[Element data from apps and pages]

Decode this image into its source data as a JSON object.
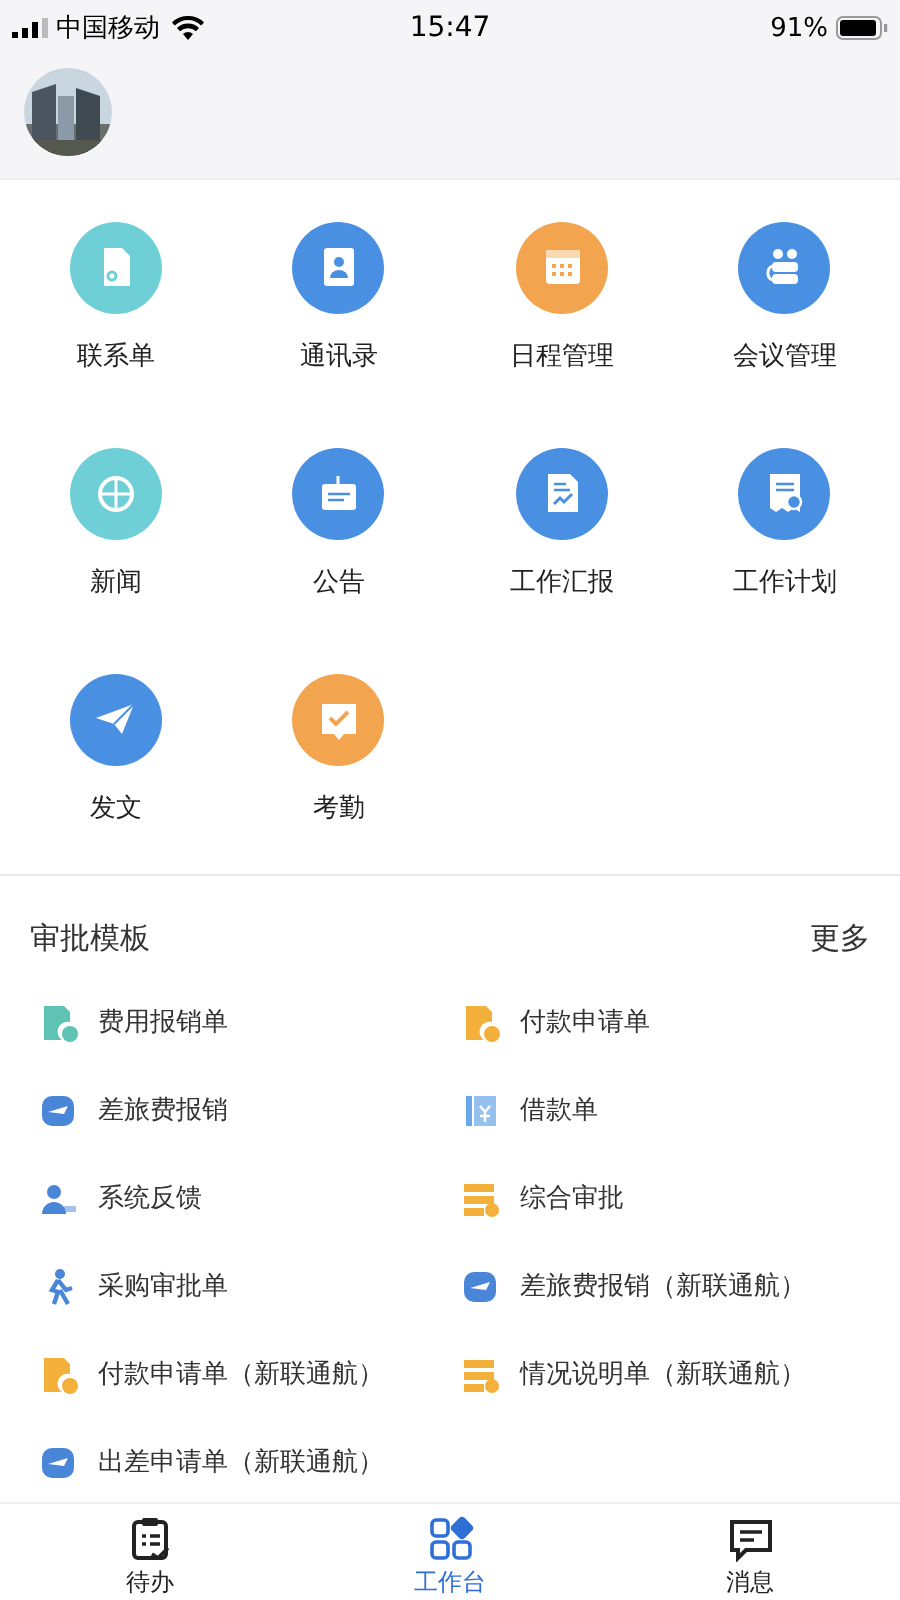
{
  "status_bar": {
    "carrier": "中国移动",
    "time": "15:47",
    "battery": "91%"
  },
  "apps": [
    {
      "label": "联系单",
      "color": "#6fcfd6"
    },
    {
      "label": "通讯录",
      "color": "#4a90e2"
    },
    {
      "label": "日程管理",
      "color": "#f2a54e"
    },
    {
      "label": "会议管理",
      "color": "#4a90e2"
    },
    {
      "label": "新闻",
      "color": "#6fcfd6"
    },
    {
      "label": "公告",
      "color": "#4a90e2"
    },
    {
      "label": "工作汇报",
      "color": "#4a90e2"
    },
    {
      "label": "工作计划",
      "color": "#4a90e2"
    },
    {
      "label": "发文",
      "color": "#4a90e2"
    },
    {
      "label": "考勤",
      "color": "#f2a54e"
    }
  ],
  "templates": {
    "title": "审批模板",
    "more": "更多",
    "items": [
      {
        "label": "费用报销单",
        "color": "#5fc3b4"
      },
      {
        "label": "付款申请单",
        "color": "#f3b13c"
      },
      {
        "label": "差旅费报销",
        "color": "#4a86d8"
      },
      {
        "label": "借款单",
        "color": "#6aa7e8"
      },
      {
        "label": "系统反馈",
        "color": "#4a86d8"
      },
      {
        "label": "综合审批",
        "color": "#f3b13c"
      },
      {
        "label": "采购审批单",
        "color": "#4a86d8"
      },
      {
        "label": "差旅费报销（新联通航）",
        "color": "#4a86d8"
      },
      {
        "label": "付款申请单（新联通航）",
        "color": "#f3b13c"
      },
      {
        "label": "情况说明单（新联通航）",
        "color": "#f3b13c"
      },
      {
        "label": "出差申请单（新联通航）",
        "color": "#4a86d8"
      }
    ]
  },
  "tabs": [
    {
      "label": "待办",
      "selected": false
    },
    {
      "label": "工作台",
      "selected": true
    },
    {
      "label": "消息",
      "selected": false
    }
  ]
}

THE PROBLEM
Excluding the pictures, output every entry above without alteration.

EXERCISE SOLUTION
Decode this image into its source data as a JSON object.
{
  "status_bar": {
    "carrier": "中国移动",
    "time": "15:47",
    "battery": "91%"
  },
  "apps": [
    {
      "label": "联系单",
      "color": "#6fcfd6"
    },
    {
      "label": "通讯录",
      "color": "#4a90e2"
    },
    {
      "label": "日程管理",
      "color": "#f2a54e"
    },
    {
      "label": "会议管理",
      "color": "#4a90e2"
    },
    {
      "label": "新闻",
      "color": "#6fcfd6"
    },
    {
      "label": "公告",
      "color": "#4a90e2"
    },
    {
      "label": "工作汇报",
      "color": "#4a90e2"
    },
    {
      "label": "工作计划",
      "color": "#4a90e2"
    },
    {
      "label": "发文",
      "color": "#4a90e2"
    },
    {
      "label": "考勤",
      "color": "#f2a54e"
    }
  ],
  "templates": {
    "title": "审批模板",
    "more": "更多",
    "items": [
      {
        "label": "费用报销单",
        "color": "#5fc3b4"
      },
      {
        "label": "付款申请单",
        "color": "#f3b13c"
      },
      {
        "label": "差旅费报销",
        "color": "#4a86d8"
      },
      {
        "label": "借款单",
        "color": "#6aa7e8"
      },
      {
        "label": "系统反馈",
        "color": "#4a86d8"
      },
      {
        "label": "综合审批",
        "color": "#f3b13c"
      },
      {
        "label": "采购审批单",
        "color": "#4a86d8"
      },
      {
        "label": "差旅费报销（新联通航）",
        "color": "#4a86d8"
      },
      {
        "label": "付款申请单（新联通航）",
        "color": "#f3b13c"
      },
      {
        "label": "情况说明单（新联通航）",
        "color": "#f3b13c"
      },
      {
        "label": "出差申请单（新联通航）",
        "color": "#4a86d8"
      }
    ]
  },
  "tabs": [
    {
      "label": "待办",
      "selected": false
    },
    {
      "label": "工作台",
      "selected": true
    },
    {
      "label": "消息",
      "selected": false
    }
  ]
}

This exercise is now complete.